SPRING CITY—Democratic Party values are Utah values, including family, friends and “love thy neighbor,” the party’s candidate for Congress in the district that includes Sanpete County said last Saturday, April 9.
Darlene McDonald of South Salt Lake, who is one of two Utah representatives on the Democratic National Committee, visited with about 30 people at the Sanpete County Democratic Convention at the Spring City Arts Gallery.
She said when she contemplates what would have happened if Donald Trump had been reelected “it brings tears to my eyes.”
“Would we be fighting alongside Putin or alongside Ukraine?” she asked.
She said Democrats need to remind voters that her opponent, Burgess Owens, voted in Congress against certifying the election. “We can’t give him a pass on that,” she said.
She added that Democrats need to work “really, really hard up and down the ballot to get rid of the super majority” in the Utah Legislature.
As long as Republicans have a veto-proof majority in the Utah Legislature, she said, “the people’s voices are not being heard.”
Early in the gathering, participants saw a video about Kael Weston, who grew up in northern Utah, graduated from the University of Utah and spent 10 years as a foreign service officer. He is running against Mike Lee, incumbent Republican U.S. senator.
The video described Weston’s exceptional career in the State Department as a political officer in Iraq and Afghanistan.
The video quoted Weston’s State Department supervisor as saying Weston had “the toughest, most dangerous assignment of any State Department officer worldwide.”
His job included helping Iraqis and Afghan set up functioning governments and hold honest elections. For his work, he received the State Department Award for heroism.
A New York Times journalist wrote, “Few Americans have served their country with greater courage, commitment and lucidity than Kael Weston.”
After the video, the gathering heard from Andrew Roberts, who said he had previously worked in Democratic campaigns but is now campaign manager for Evan McMullin, who is running against Lee as an independent.
Roberts said Weston would make a great U.S. senator. But Roberts said Weston can’t win. Lee is already polling at 45 percent of the vote, Roberts said. So Weston and McMullin would be splitting the other 55 percent, giving Lee an easy plurality.
Although Roberts didn’t say so in his talk, he told the Messenger afterward that moves are afoot to convince the Democratic State Convention to table Weston’s nomination, essentially nominating no candidate for U.S. Senate, and to endorse McMullin instead.

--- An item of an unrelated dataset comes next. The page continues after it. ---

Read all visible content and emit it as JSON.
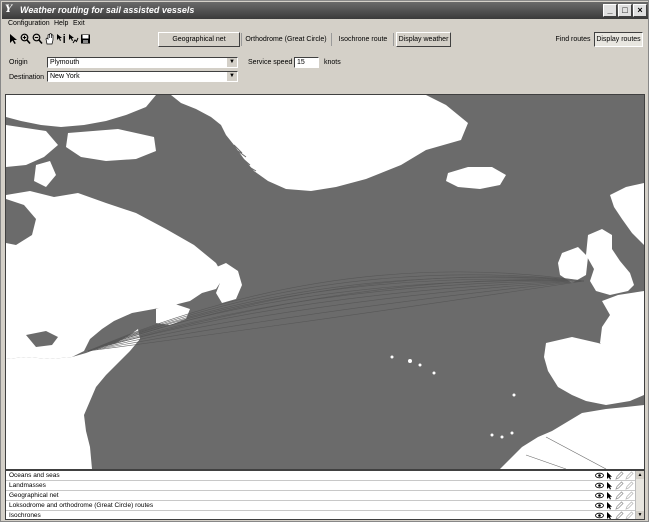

Leon Day, who is running on the Utah United Party ticket for county commission, also asked for some time at the meeting. The Utah United Party defines itself as being middle-of-the-road.
Day said that during 10 years on the Sanpete County Planning and Zoning Commission “I did get some things changed.” But he figured out the buck stops with the county commission, which is why he decided to run.
He said he offers his credentials and experience as a licensed engineer and licensed surveyor. The county can’t afford those positions, but he believes that as a commissioner, he could help fill the functions.
One of the biggest problems in the county is an incoherent approach to roads. In creating roads and adding them to the public road system, he said. Sanpete County has not followed practices that are standard everywhere else in the country.
He said he county commission has often refused to accept dedication of roads, leaving them in private hands. That gets the county out of maintaining them, but the county also foregoes state road assistance for maintenance.